Accumulating statistics show today’s mollycoddled kids prefer the comforting velvet-cushion homespun pampering of the parental home to the cold realities of independent living. Life on a silver platter sharing the parental home is the option of choice for young people facing uncertain economic times.
I think the author has some negative feelings about adult children living at home! The truth is, some adult children living at home ARE mollycoddled. They live at home with no expectation of contributing to the cost of their stay there, they come and go as they please with no responsibilities, are fed and clothed, and may even have their laundry done for them. Sure, this is life on a silver platter. But it’s also not the only way.
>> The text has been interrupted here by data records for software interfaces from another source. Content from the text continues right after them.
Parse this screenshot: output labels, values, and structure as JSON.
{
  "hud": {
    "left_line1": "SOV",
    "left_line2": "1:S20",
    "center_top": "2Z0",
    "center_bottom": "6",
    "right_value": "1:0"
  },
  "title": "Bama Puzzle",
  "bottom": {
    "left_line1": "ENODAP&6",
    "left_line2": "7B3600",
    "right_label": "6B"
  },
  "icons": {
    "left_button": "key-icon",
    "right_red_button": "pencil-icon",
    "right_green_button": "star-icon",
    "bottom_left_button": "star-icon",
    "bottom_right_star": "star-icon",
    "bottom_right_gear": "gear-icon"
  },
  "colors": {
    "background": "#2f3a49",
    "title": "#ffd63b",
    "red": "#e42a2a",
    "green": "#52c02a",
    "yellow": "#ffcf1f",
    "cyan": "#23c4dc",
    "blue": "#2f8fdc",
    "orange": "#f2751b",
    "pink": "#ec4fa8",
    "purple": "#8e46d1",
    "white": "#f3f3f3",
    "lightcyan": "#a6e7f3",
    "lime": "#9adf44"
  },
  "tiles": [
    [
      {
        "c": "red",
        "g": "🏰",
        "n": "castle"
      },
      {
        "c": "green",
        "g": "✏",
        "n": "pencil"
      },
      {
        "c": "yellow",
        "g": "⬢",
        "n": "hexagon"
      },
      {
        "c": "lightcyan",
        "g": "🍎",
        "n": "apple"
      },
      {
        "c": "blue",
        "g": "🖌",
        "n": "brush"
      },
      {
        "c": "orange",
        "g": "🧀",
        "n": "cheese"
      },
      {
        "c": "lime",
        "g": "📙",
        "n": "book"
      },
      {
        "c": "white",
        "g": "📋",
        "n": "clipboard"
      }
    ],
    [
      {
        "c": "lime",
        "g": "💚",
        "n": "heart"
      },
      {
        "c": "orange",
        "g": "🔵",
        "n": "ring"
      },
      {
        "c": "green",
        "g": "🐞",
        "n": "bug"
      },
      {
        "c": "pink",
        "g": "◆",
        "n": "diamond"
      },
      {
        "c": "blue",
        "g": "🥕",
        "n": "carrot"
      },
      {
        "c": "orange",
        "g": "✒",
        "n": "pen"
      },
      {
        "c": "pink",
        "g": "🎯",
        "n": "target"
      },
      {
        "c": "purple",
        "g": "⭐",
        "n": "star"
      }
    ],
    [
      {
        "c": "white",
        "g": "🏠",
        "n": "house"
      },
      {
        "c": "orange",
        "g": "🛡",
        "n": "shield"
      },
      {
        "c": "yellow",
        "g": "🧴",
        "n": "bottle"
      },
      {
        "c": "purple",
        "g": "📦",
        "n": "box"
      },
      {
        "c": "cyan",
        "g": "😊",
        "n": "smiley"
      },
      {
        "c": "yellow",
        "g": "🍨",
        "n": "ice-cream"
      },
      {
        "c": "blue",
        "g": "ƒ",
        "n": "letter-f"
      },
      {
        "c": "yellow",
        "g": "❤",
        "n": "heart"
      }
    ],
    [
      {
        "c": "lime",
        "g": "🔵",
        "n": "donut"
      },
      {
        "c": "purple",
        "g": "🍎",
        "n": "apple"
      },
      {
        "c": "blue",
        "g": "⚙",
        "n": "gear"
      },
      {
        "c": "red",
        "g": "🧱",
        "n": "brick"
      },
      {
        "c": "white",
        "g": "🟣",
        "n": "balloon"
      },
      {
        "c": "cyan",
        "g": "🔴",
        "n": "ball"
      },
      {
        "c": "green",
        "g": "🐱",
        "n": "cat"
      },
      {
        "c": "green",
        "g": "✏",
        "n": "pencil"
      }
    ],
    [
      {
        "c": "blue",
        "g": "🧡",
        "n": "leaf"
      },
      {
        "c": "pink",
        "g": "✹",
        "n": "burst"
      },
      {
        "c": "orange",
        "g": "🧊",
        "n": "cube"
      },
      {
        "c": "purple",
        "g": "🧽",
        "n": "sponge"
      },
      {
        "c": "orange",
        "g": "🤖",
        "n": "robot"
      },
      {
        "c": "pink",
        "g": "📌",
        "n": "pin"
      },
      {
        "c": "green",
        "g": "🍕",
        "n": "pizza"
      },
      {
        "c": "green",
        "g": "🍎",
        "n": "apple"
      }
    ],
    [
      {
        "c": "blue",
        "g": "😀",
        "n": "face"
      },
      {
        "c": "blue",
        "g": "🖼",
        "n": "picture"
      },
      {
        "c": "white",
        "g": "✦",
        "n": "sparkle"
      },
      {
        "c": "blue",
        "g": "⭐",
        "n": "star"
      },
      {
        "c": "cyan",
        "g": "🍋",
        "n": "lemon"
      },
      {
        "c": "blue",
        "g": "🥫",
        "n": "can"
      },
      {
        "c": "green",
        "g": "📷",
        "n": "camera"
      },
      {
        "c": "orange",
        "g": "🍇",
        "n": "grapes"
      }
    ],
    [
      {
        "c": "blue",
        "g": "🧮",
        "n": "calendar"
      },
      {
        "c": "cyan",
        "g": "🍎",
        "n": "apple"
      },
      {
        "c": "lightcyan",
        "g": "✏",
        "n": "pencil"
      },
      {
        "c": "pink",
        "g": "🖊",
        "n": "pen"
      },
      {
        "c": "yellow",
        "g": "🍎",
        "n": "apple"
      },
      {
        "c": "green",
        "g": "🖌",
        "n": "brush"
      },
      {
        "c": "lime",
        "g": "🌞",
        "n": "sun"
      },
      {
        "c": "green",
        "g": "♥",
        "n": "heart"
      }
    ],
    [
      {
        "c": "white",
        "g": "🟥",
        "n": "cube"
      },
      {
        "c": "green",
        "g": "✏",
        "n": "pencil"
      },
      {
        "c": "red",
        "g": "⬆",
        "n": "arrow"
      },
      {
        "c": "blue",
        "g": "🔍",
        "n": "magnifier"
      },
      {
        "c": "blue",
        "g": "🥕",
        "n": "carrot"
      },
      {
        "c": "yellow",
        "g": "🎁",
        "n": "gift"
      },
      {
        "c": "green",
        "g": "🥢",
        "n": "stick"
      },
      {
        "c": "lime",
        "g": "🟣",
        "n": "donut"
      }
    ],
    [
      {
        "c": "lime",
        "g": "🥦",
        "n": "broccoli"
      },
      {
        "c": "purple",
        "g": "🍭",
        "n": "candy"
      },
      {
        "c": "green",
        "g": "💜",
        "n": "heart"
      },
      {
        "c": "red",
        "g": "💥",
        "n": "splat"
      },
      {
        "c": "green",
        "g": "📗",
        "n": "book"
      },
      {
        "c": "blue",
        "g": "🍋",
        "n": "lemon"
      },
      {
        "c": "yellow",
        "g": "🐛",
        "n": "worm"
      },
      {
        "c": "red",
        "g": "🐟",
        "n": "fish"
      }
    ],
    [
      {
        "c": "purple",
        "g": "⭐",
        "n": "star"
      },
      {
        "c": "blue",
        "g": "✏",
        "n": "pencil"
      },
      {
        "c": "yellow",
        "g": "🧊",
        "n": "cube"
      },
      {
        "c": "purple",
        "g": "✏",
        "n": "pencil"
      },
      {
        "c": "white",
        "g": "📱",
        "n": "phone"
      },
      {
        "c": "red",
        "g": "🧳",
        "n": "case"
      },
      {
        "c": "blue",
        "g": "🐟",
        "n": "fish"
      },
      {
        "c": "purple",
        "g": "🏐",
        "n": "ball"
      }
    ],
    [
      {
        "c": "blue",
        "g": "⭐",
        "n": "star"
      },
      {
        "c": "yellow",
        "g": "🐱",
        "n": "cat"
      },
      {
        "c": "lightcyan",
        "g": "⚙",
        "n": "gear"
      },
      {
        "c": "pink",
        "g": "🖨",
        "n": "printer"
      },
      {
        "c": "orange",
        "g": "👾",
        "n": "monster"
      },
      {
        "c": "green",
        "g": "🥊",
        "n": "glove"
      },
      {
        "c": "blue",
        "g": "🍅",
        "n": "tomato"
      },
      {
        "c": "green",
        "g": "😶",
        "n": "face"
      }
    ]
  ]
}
If an adult child moves home for a defined period of time to allow him or her to achieve a specific goal (find a job, pay off debt, complete school, etc.), contributes financially to the household, and behaves according to the parents’ expectations in the home, it provides that young adult a huge advantage in what has become a very financially challenging world without creating ongoing dependency or mollycoddling. The key is to set a timeline for the stay and expectations for behavior and contributions (financial or otherwise), and to expect the adult child to take care of his or her own household responsibilities (keeping things clean, making meals, and so on). When the stay is managed intelligently, it can actually be a positive for both adult children (who get obvious financial and emotional benefits) and parents, who get to know their children as adults in a way we often don’t make time for in our culture.